By Rebecca Shortt, Irrigation Engineer (OMAFRA)
Young vines are at greater risk during drought because of their small and shallow root system. Mature vines, have deeper root systems which are better able to access moisture.
In the heat of 2020 what can we do to promote growth? Keep cover crop mowed short and the herbicide strip free of weeds and well maintained.
Good soil health is a long term strategy that will benefit vines during establishment and also throughout production years. Employ practices that increase organic matter such as reduced tillage, cover crops and adding manure or other organic amendments. Tile drainage is necessary to ensure vines establish deep root systems.
Irrigation is key for keeping young vines alive. Drip irrigation is an excellent practice for all vineyards but especially for young vines where we want to target the water application to the small root area of these new plantings. Young vines should be fully irrigated until bearing year to promote root growth and above ground growth.
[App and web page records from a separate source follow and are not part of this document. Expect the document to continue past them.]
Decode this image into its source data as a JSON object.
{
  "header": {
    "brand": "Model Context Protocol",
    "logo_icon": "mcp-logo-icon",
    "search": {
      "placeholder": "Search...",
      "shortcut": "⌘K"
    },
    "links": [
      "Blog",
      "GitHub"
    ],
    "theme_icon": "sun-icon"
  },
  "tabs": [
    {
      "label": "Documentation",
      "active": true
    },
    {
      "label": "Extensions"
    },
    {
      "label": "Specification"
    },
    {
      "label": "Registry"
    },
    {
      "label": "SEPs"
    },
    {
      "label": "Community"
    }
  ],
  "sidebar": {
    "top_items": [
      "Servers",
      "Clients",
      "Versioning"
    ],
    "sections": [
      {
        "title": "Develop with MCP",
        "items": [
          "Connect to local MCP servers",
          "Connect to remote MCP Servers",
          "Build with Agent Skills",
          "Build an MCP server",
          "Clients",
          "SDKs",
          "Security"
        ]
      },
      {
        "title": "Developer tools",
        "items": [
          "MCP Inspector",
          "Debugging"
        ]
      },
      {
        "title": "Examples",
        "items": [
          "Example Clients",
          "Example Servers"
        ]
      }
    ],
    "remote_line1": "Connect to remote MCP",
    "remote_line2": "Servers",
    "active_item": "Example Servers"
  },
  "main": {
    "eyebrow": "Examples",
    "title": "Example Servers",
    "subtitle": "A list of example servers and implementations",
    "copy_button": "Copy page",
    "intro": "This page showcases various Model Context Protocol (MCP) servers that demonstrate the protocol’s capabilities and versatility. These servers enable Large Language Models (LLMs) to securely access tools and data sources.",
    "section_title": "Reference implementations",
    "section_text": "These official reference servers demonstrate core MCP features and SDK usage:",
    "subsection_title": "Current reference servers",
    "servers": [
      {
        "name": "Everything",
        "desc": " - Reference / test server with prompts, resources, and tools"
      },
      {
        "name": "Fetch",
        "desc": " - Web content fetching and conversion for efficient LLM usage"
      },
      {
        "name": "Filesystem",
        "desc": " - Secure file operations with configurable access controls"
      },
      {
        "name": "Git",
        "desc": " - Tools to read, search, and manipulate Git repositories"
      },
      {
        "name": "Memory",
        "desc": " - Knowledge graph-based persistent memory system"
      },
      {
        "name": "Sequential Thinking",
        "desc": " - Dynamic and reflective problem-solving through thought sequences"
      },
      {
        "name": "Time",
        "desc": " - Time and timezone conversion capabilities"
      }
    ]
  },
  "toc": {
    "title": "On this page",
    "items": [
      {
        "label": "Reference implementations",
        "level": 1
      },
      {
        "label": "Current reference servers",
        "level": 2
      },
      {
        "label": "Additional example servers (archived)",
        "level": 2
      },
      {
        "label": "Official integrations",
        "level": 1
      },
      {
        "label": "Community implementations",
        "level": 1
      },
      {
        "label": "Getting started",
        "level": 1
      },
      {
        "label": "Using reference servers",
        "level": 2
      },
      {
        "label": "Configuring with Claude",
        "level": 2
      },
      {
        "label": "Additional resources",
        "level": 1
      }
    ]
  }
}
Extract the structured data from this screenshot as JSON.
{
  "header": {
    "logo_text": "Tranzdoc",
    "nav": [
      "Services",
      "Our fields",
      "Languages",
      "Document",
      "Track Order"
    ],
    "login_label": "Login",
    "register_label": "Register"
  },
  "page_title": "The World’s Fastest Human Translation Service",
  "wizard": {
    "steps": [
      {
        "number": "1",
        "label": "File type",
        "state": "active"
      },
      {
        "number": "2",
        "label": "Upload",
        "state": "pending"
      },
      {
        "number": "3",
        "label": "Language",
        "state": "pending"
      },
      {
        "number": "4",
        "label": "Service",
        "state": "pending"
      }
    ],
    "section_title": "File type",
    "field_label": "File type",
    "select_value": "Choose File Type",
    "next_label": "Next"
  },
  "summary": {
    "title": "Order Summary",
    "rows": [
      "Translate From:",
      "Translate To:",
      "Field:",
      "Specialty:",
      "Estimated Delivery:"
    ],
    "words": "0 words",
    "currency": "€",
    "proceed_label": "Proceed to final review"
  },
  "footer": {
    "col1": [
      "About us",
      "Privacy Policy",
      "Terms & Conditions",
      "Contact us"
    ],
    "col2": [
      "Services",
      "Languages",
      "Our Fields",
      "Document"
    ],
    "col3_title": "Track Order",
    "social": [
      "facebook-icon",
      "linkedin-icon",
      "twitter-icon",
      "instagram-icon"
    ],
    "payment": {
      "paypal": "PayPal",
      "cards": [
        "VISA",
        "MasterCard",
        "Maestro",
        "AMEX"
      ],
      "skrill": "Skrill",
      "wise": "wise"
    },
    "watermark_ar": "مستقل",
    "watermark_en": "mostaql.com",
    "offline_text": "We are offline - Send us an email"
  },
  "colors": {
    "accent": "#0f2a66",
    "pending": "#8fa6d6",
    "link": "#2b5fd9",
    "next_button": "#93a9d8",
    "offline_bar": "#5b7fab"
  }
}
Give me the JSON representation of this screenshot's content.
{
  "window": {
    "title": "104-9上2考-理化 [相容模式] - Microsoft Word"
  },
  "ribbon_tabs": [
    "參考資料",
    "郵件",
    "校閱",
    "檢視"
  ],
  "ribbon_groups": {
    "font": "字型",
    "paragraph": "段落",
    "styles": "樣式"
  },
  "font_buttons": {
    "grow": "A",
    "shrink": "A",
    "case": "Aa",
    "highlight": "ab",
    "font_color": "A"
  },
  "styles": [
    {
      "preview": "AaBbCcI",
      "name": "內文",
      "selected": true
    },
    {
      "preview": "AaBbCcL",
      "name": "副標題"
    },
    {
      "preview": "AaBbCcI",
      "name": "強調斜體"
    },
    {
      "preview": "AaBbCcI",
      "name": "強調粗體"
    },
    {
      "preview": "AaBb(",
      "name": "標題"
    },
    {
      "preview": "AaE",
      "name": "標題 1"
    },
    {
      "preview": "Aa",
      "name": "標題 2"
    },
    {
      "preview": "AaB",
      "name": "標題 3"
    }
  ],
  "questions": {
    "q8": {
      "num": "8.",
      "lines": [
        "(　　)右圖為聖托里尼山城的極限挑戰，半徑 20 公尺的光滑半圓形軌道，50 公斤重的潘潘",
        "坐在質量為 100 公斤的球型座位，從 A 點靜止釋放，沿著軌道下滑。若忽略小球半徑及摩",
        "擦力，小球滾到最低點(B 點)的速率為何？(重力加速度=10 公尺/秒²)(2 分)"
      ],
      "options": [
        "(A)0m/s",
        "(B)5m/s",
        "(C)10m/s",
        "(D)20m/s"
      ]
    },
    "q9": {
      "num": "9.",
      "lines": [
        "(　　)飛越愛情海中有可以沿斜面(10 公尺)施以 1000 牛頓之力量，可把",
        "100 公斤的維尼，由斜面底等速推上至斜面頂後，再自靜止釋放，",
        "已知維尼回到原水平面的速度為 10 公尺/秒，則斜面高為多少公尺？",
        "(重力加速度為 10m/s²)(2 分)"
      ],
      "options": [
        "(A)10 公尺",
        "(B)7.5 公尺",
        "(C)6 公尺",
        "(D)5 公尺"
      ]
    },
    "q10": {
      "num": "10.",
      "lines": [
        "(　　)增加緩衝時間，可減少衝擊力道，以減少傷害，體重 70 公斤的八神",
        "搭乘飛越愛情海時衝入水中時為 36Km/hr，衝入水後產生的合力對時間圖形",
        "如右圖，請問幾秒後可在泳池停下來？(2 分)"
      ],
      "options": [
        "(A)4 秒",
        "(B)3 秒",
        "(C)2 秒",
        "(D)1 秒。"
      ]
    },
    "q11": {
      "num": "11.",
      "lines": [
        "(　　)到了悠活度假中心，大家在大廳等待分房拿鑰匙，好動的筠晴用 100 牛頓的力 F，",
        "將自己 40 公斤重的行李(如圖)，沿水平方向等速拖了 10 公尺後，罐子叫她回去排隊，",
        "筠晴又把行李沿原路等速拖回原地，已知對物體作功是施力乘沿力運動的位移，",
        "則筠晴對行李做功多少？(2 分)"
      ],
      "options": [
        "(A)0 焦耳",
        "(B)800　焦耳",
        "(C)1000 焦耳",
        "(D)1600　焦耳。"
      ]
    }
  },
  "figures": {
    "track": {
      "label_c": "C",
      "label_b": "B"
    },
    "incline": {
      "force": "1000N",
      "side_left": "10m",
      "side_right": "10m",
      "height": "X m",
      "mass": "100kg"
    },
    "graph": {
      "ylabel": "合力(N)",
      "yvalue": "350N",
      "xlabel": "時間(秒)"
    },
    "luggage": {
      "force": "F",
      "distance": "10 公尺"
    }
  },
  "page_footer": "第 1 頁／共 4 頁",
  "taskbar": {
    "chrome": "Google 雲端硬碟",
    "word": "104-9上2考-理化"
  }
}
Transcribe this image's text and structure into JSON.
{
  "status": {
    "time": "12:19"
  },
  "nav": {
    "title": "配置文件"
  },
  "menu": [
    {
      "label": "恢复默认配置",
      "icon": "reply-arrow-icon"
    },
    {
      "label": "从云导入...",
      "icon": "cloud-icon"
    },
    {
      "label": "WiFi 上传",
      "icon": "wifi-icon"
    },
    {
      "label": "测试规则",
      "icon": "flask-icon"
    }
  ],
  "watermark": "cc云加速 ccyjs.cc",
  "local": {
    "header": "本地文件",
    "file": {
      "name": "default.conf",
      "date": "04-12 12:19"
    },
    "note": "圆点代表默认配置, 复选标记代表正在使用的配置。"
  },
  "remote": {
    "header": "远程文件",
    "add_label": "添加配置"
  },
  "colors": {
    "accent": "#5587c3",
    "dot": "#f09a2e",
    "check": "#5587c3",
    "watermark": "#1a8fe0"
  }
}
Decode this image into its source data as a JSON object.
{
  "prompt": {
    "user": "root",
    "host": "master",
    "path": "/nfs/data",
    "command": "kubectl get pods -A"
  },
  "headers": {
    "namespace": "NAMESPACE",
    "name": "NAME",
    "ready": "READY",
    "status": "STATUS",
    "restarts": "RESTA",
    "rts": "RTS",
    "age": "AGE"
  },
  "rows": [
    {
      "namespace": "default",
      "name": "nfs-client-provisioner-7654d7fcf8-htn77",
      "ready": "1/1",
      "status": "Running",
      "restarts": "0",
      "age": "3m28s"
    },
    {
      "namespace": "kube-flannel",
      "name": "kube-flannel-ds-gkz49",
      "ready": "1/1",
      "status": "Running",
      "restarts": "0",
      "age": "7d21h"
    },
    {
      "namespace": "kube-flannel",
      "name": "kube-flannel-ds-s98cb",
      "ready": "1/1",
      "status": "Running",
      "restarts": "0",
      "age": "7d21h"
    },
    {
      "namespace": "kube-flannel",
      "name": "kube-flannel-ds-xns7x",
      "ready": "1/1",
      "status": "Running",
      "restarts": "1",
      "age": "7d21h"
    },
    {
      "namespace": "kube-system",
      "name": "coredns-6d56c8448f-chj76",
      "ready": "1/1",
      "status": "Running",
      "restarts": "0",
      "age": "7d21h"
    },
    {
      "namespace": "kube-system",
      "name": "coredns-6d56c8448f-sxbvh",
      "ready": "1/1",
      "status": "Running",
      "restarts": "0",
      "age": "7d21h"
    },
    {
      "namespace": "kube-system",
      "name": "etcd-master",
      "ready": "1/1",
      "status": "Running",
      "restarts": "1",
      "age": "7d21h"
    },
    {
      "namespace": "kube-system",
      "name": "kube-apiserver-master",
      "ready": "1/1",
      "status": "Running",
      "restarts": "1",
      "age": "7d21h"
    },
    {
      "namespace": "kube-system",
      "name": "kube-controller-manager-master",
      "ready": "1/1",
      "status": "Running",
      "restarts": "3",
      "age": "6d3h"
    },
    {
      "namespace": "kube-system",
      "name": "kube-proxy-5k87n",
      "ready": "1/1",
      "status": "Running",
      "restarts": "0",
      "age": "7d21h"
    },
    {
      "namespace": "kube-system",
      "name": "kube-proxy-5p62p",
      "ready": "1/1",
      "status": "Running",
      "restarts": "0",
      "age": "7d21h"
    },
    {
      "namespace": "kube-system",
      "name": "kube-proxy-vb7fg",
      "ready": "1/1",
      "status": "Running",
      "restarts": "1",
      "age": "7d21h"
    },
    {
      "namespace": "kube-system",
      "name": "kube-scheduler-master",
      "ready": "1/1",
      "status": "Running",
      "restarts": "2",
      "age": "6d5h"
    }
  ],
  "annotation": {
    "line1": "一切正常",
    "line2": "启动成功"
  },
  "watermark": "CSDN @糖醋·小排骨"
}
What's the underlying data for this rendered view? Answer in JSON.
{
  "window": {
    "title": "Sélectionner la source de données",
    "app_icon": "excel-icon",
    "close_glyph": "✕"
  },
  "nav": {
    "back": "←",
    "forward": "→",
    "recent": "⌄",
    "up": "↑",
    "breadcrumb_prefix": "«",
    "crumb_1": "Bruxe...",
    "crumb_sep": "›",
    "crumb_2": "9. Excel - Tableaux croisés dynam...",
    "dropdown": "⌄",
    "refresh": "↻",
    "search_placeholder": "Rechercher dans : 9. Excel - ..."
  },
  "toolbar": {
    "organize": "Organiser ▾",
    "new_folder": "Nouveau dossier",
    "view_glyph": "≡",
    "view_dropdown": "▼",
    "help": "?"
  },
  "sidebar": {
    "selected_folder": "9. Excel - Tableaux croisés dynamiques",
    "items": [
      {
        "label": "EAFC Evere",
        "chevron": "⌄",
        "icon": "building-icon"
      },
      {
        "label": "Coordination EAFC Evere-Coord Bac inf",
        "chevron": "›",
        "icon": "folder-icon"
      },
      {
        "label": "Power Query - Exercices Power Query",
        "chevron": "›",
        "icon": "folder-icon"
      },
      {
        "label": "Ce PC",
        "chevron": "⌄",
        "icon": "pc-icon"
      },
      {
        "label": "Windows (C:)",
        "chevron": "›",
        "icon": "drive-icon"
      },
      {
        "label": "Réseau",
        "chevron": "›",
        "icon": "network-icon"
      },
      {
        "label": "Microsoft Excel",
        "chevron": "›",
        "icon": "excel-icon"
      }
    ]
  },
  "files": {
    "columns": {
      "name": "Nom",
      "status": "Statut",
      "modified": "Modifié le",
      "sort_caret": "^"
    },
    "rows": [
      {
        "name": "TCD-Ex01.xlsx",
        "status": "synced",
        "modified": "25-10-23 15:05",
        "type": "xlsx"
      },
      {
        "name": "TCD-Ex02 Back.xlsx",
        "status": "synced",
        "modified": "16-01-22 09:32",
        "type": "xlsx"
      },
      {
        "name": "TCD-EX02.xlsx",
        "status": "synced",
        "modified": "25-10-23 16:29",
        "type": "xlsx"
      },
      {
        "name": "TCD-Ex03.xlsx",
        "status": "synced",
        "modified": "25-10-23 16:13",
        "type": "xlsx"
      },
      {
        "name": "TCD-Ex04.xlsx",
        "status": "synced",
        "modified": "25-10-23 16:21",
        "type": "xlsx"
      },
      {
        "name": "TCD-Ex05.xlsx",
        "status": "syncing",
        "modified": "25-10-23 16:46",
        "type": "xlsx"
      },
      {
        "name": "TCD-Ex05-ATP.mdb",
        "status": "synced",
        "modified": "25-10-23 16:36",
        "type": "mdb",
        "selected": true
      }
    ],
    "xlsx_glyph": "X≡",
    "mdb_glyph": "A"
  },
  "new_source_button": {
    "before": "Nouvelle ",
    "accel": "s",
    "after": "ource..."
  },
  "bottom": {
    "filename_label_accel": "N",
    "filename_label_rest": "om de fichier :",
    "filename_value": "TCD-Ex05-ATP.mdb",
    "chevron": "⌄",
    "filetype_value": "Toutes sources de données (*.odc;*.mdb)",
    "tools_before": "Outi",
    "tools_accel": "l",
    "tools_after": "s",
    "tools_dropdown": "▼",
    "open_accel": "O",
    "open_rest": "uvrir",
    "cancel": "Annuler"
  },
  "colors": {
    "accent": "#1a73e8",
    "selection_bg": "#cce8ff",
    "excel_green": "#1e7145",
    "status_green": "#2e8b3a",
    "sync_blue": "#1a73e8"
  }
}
Irrigation of Young Vines:
- Ensures survival
- Increases winter hardiness (increases vine vigour)
- Reduces the number of years till maturity
- Reduces pest problems (erineum mite and European spider mite)
No Irrigation System:
It is very difficult to get enough water by truck (with water tank) for the whole vineyard so I suggest focusing on priority fields. Newly planted fields are at greatest risk.
Water Needs for Young Vines
Water needs for the vine will depend on the weather. Newly planted vines (as shown in this photo) will transpire 0.5L to 1 L water per day in the hot weeks of an Ontario summer. My recommendation is to water 2 L per vine every other day. Alternatively, 3 to 4L per vine every 3 to 5 days. If larger volumes are applied, it will soak into the soil outside of the plant root zone. Using a 775L tank you could water 385 vines with every truck load. The key to watering young vines is to provide enough water to the vine without making the soil overly muddy. Allow the roots to dry out between applications, as this will promote root growth and encourage the vine to put their roots deeper into the soil to access moisture. Excess moisture can also cause issues with root rots. When evaluating water stress in young vines examine the tendrils of the vine shoot. If the tendril extends further than the shoot’s growing tip, the vine has adequate moisture. If the tendrils are shrinking back behind the growing tip, the vine is experiencing water-deficit stress. Remember that “hot water treated” vines will show signs of drought stress before untreated vines. If the vines have not received any significant rainfall (13 to 25 mm or 0.5”-1.0”) within one week after planting they should be watered. Decrease or stop watering the vines in early September to help the vine acclimate for winter.
Drip Irrigation System:
With a drip system I recommend applying 0.8 L/day or 1.6 L/alternating days. Normally a vine would be receiving water from multiple emitters. With newly planted vines they will only be benefitting from the water of one emitter.
Here is an example of how long to run a drip irrigation system: If the emitter is 0.6 gallons/hr, convert to metric using the conversion factor 3.79 L/gal.
0.6 gal/hr x 3.79 L/gal = 2.3 L/hr
If we apply every other day
1.6 L ÷ 2.3 L/hr = 0.7 hrs = 42 min every other day
Traveling Gun Irrigation System:
With an overhead system water gets applied over the whole field. Young vines have very shallow roots so there is no reason to do heavy irrigations – better to put a little on more frequently. I recommend ¾” every 4 to 5 days. If you can only do one irrigation, don’t bother putting on a heavier application, it will just soak below the root zone (unlike mature vines where deep roots can capture deeper soil water).
All of the above recommendations can be reduced if the ET (evapotranspiration) is less than 5 mm/day. For current ET values see https://farmwest.com/climate/et. Select Ontario, and the nearest weather station. Beware! there are some errors in the graphs, click on “see daily data” to get the data in a chart format (note that across Ontario there is data missing between June 29 and July 8th). Another source of ET data is http://www.onpotatoes.ca/cwd.cfm.
Start irrigation early in the season. Match irrigation demand to the canopy size and ET. Check the efficacy of your program by using a soil moisture instrument.
All OMAFRA irrigation resources can be found here.